(Material to process begins)

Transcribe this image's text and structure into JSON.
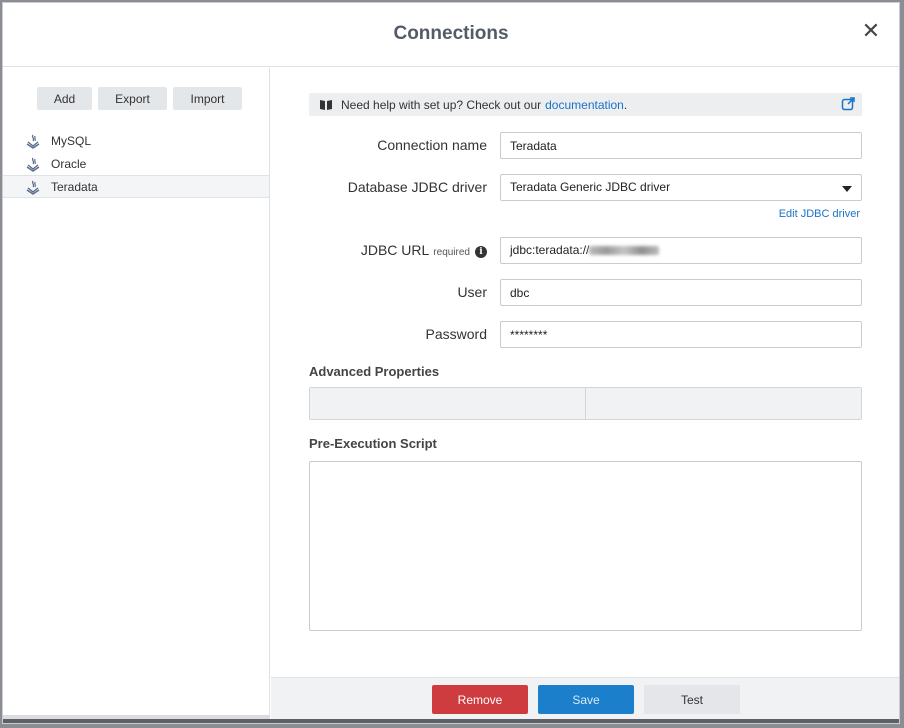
{
  "dialog": {
    "title": "Connections",
    "close_glyph": "✕"
  },
  "toolbar": {
    "add_label": "Add",
    "export_label": "Export",
    "import_label": "Import"
  },
  "connections": [
    {
      "name": "MySQL",
      "icon": "database-icon"
    },
    {
      "name": "Oracle",
      "icon": "database-icon"
    },
    {
      "name": "Teradata",
      "icon": "database-icon",
      "selected": true
    }
  ],
  "help": {
    "text": "Need help with set up? Check out our",
    "link": "documentation",
    "suffix": "."
  },
  "form": {
    "connection_name_label": "Connection name",
    "connection_name_value": "Teradata",
    "driver_label": "Database JDBC driver",
    "driver_value": "Teradata Generic JDBC driver",
    "edit_driver_link": "Edit JDBC driver",
    "jdbc_url_label": "JDBC URL",
    "jdbc_url_required": "required",
    "jdbc_url_prefix": "jdbc:teradata://",
    "user_label": "User",
    "user_value": "dbc",
    "password_label": "Password",
    "password_value": "********",
    "advanced_title": "Advanced Properties",
    "script_title": "Pre-Execution Script"
  },
  "footer": {
    "remove_label": "Remove",
    "save_label": "Save",
    "test_label": "Test"
  },
  "colors": {
    "accent": "#1b7fcc",
    "danger": "#cf3c40",
    "link": "#1a73c6"
  }
}
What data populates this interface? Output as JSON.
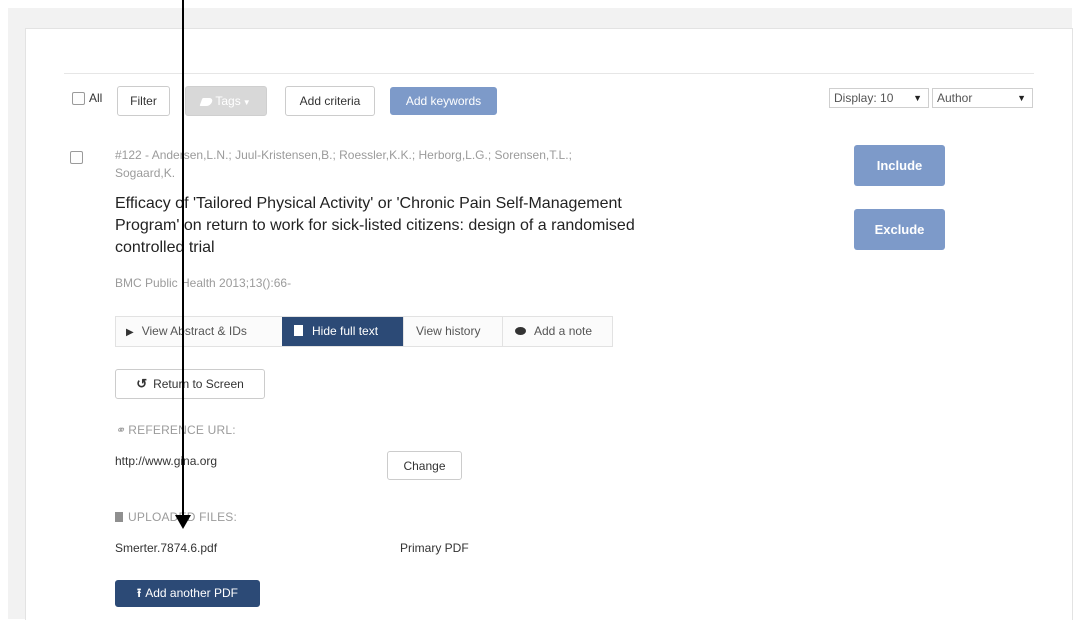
{
  "toolbar": {
    "all_label": "All",
    "filter_label": "Filter",
    "tags_label": "Tags",
    "add_criteria_label": "Add criteria",
    "add_keywords_label": "Add keywords",
    "display_select": "Display: 10",
    "sort_select": "Author"
  },
  "record": {
    "authors_line1": "#122 - Andersen,L.N.; Juul-Kristensen,B.; Roessler,K.K.; Herborg,L.G.; Sorensen,T.L.;",
    "authors_line2": "Sogaard,K.",
    "title_line1": "Efficacy of 'Tailored Physical Activity' or 'Chronic Pain Self-Management",
    "title_line2": "Program' on return to work for sick-listed citizens: design of a randomised",
    "title_line3": "controlled trial",
    "journal": "BMC Public Health 2013;13():66-",
    "include_label": "Include",
    "exclude_label": "Exclude"
  },
  "tabs": {
    "view_abstract": "View Abstract & IDs",
    "hide_full_text": "Hide full text",
    "view_history": "View history",
    "add_note": "Add a note"
  },
  "fulltext": {
    "return_label": "Return to Screen",
    "reference_url_heading": "REFERENCE URL:",
    "reference_url": "http://www.gina.org",
    "change_label": "Change",
    "uploaded_files_heading": "UPLOADED FILES:",
    "file_name": "Smerter.7874.6.pdf",
    "file_type": "Primary PDF",
    "add_pdf_label": "Add another PDF"
  },
  "colors": {
    "accent_blue": "#7d9ac9",
    "navy": "#2c4a76"
  }
}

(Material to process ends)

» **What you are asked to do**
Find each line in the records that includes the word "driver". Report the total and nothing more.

» **Written reply**
3